So, here's the situation: you've been waiting up all night for ITV's 'The Sketch Show' to begin - possibly gnawing at your fingertips in anticipation of some more comic blundering at the hands of that riotous Tim Vine - and what should happen?
Fifteen minutes into the laughter, suddenly Jim Davidson's overblown, puffy face has appeared on television, only to remind you of your terrible credit rating, all those CCJ's and the fact that you don't own a car! Whilst all the time grubbily sniffing 'a fousand paan's', as though it were a pair of underpants that might be on the turn.
Then it switches to a full-of-sound-and-fury piece of cartoon animation, depicting some dumbfounded creature falling over, crashing his car, tipping boiling water on to himself - apparently inciting people to perform these forms of self-mutilation, on a 'no-win, no-fee' basis.
By this this time, you have become so shocked and afeared at the current state of the World, that maybe even Lee Mack's performance as an unpredictable psychiatrist could appease you....

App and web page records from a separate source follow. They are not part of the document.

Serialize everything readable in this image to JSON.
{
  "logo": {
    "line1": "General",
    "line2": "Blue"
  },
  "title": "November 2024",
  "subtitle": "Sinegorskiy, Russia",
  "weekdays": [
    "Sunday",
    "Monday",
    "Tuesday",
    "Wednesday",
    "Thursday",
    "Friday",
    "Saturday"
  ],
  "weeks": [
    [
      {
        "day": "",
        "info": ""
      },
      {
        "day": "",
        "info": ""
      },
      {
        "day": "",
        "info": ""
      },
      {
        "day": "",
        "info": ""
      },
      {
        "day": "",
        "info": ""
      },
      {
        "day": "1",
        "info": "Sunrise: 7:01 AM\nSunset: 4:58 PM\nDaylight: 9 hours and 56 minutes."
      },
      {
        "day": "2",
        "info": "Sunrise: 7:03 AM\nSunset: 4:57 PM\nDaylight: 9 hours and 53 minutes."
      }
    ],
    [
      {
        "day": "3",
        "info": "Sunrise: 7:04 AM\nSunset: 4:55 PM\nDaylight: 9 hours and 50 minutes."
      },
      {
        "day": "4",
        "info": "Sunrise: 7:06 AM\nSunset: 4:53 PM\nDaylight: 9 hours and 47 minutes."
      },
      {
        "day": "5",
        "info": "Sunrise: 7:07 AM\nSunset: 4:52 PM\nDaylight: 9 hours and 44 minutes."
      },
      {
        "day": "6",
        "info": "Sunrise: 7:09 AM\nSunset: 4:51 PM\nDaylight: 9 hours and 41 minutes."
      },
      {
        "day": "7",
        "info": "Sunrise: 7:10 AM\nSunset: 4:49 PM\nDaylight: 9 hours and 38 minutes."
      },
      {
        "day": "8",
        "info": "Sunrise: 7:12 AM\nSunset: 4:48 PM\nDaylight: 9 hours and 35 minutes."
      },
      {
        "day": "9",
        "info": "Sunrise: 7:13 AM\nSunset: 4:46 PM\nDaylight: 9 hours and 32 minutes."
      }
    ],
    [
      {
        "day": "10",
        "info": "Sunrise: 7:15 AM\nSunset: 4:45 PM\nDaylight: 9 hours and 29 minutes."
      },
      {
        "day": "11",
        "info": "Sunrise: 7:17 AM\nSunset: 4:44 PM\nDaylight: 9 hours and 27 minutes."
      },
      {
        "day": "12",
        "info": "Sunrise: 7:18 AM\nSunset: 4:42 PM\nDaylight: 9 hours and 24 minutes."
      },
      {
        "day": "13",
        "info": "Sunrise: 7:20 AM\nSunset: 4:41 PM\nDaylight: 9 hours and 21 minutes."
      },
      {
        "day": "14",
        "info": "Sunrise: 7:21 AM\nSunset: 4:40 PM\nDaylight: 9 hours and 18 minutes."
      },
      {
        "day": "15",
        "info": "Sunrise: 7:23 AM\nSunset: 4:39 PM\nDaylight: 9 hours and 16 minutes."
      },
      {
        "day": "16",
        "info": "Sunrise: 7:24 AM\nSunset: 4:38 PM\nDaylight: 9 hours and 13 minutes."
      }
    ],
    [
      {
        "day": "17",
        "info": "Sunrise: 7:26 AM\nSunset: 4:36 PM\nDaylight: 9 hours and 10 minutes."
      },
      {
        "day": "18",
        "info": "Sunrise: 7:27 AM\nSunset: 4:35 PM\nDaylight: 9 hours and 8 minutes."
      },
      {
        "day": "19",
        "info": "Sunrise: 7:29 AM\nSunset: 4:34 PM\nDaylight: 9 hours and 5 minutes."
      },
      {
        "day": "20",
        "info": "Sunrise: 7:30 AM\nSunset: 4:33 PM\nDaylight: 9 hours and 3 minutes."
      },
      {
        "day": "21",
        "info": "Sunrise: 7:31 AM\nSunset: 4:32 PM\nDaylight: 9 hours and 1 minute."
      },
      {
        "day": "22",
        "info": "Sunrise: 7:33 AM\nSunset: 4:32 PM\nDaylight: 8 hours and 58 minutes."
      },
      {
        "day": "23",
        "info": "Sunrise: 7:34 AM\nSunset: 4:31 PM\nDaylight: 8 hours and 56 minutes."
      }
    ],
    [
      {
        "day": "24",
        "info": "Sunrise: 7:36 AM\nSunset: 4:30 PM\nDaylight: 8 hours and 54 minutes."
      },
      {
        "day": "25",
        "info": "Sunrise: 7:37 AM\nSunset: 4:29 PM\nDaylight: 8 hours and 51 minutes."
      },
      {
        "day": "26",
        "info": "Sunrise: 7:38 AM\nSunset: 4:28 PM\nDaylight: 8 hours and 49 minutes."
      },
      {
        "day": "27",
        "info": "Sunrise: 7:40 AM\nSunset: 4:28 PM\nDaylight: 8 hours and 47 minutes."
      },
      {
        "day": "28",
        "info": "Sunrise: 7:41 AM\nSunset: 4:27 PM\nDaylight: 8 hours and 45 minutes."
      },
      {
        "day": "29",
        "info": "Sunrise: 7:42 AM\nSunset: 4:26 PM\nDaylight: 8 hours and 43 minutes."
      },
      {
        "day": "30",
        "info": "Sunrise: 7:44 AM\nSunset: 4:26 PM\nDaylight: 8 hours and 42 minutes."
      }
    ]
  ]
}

Then another advert. But you thought you were Okay for a minute there, because there is some clever marketerial trickery employed on this one - it's an ad DISGUISED as a game-show! The no-budget compere is asking questions about what you should do if you're unable to pay back all your existing loans. All the contestants know the answer to this one: 'Borrow your way out of debt....' they all seem to say in unison. And, of course, they're right. Ten points.
It's time to switch off.
Of course, as sit I here, pondering the meaning of it all, and gazing misty-eyed at my own life, it is perhaps a little humbling to see how little it has changed over the last decade or so. Perhaps only in one noteworthy way , the technologies that dominate it are apparently faster, newer and better. I am now a part of the so-called Digital Revolution, and, as such, should be revered.
How come then, that I now subscribe to 77 channels, and there is still nothing on any of them, apart from all those slower, cheaper, nastier advertisements?
It's almost like I've bought into some big lie.....